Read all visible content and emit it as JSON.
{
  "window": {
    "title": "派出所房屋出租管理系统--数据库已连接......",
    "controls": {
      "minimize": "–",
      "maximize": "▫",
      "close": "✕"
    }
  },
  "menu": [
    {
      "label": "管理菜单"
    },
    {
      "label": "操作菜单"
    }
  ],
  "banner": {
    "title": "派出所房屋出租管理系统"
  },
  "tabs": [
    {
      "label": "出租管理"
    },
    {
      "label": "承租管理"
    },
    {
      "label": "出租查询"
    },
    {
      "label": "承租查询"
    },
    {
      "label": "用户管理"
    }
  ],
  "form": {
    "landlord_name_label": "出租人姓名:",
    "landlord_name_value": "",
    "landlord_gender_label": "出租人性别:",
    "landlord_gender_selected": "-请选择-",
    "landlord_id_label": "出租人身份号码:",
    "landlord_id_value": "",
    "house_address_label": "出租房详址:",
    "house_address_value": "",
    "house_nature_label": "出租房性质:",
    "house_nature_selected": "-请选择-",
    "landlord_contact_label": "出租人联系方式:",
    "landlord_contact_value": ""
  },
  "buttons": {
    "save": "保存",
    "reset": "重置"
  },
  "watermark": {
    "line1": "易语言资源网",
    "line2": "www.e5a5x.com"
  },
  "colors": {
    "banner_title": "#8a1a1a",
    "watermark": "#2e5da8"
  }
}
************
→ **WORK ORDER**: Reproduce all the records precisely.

→ **TASK RESPONSE**:
Read all visible content and emit it as JSON.
{
  "window": {
    "title": "派出所房屋出租管理系统--数据库已连接......",
    "controls": {
      "minimize": "–",
      "maximize": "▫",
      "close": "✕"
    }
  },
  "menu": [
    {
      "label": "管理菜单"
    },
    {
      "label": "操作菜单"
    }
  ],
  "banner": {
    "title": "派出所房屋出租管理系统"
  },
  "tabs": [
    {
      "label": "出租管理"
    },
    {
      "label": "承租管理"
    },
    {
      "label": "出租查询"
    },
    {
      "label": "承租查询"
    },
    {
      "label": "用户管理"
    }
  ],
  "form": {
    "landlord_name_label": "出租人姓名:",
    "landlord_name_value": "",
    "landlord_gender_label": "出租人性别:",
    "landlord_gender_selected": "-请选择-",
    "landlord_id_label": "出租人身份号码:",
    "landlord_id_value": "",
    "house_address_label": "出租房详址:",
    "house_address_value": "",
    "house_nature_label": "出租房性质:",
    "house_nature_selected": "-请选择-",
    "landlord_contact_label": "出租人联系方式:",
    "landlord_contact_value": ""
  },
  "buttons": {
    "save": "保存",
    "reset": "重置"
  },
  "watermark": {
    "line1": "易语言资源网",
    "line2": "www.e5a5x.com"
  },
  "colors": {
    "banner_title": "#8a1a1a",
    "watermark": "#2e5da8"
  }
}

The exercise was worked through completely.